Top of THE DATA
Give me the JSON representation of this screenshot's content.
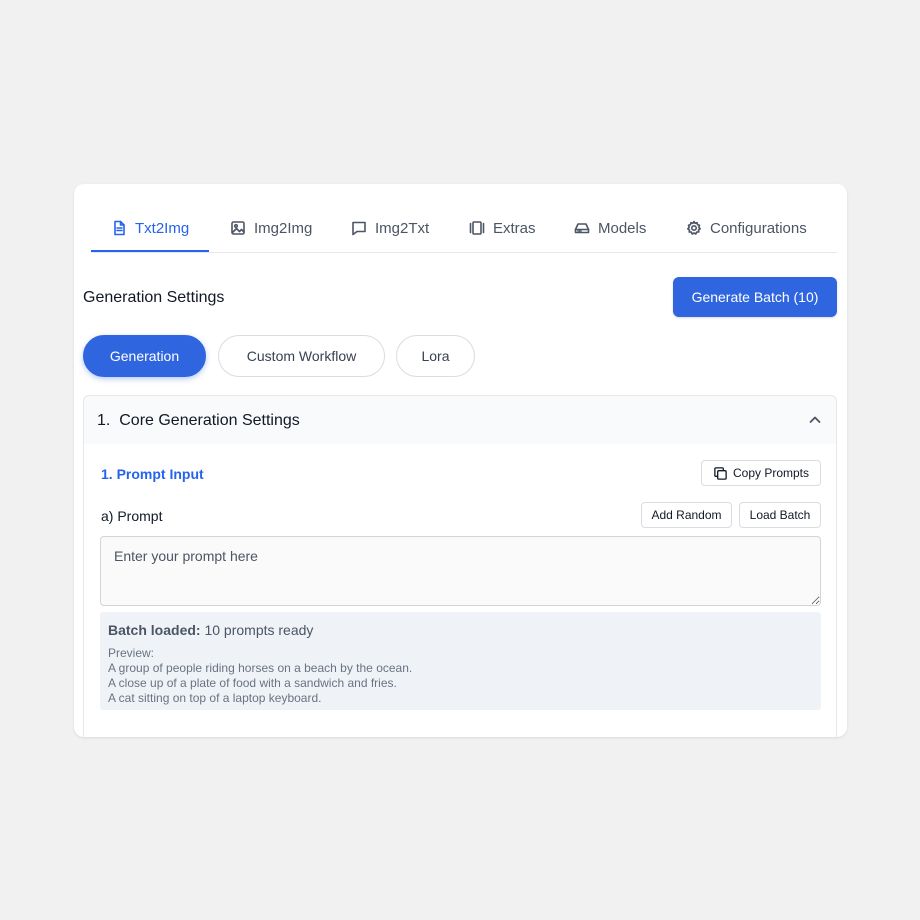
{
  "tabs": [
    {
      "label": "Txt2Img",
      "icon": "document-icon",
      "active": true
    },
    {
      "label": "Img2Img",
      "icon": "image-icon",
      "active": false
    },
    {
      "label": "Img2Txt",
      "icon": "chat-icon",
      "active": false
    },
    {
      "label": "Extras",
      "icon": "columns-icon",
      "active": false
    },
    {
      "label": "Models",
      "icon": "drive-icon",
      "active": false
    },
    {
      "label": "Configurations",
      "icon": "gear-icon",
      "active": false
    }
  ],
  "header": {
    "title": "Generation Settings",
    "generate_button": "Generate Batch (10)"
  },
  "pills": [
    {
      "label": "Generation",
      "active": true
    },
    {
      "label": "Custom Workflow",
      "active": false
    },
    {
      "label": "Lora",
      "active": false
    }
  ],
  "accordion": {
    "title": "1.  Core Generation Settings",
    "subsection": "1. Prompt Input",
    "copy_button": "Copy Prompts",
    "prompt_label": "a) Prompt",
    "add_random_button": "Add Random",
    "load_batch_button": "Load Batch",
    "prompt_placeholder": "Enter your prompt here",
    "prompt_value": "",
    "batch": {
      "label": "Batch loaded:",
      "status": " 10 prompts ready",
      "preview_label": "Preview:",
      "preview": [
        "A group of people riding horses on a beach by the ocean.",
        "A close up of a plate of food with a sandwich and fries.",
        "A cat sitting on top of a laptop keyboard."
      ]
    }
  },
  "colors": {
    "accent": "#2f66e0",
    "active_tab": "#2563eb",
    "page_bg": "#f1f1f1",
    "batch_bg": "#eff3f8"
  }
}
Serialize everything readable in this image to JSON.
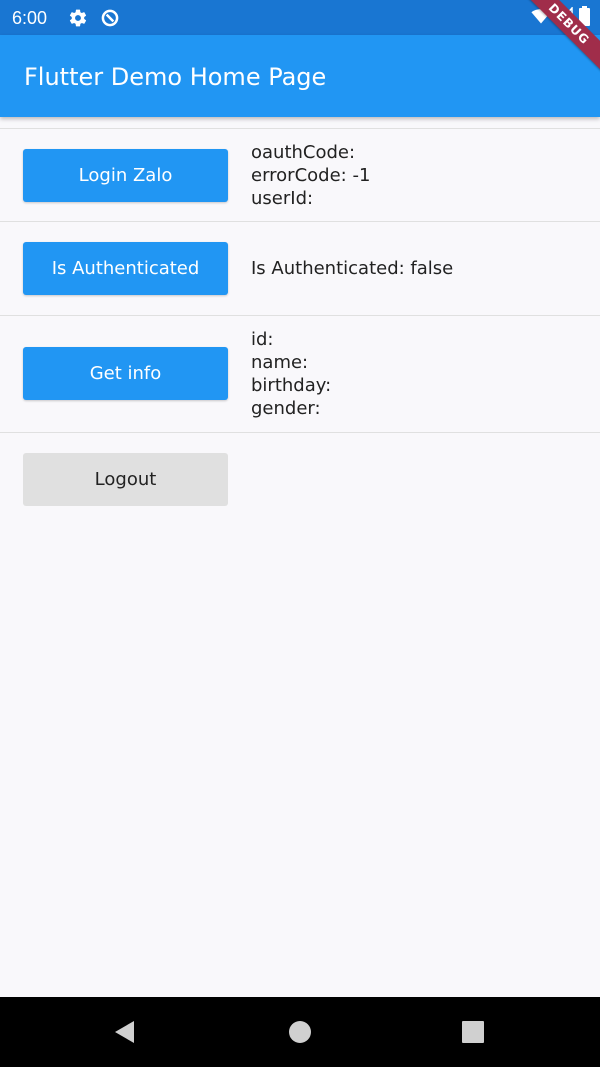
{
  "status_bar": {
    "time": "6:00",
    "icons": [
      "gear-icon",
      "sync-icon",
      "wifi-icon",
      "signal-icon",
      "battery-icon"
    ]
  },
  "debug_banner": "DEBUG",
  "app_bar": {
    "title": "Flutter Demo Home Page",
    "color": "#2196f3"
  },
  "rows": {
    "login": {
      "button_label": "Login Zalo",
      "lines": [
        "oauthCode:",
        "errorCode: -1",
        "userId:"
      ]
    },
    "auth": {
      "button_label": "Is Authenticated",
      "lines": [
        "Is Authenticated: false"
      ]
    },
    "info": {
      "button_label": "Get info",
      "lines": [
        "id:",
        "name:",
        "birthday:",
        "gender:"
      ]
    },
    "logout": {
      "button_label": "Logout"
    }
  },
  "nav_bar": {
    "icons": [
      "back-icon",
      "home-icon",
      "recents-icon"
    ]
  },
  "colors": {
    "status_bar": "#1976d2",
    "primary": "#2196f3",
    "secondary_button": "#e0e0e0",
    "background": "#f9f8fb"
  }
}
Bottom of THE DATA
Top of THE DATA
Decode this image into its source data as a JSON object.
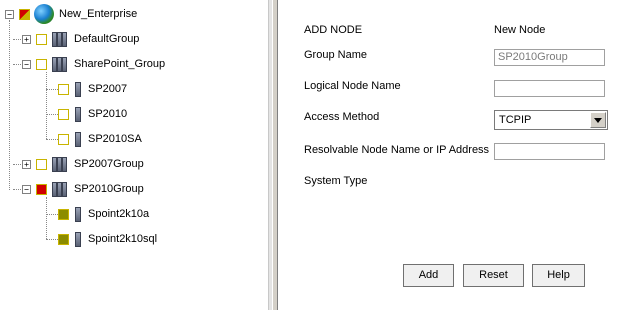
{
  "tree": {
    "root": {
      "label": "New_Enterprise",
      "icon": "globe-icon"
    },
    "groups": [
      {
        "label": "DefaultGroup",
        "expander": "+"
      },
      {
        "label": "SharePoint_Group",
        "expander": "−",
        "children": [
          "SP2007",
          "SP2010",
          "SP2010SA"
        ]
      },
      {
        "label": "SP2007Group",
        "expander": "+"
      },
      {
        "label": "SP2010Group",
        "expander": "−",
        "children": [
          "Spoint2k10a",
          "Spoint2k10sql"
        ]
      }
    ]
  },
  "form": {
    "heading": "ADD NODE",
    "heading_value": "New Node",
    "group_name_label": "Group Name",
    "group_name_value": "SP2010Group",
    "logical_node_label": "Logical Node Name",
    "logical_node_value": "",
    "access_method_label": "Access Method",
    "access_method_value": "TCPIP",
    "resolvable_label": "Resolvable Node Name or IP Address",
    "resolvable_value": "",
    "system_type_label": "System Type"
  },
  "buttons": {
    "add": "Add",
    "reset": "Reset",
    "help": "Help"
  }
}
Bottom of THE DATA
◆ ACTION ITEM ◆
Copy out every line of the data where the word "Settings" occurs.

◆ RESULT BELOW ◆
    "title": "Generation Settings",
    "title": "1.  Core Generation Settings",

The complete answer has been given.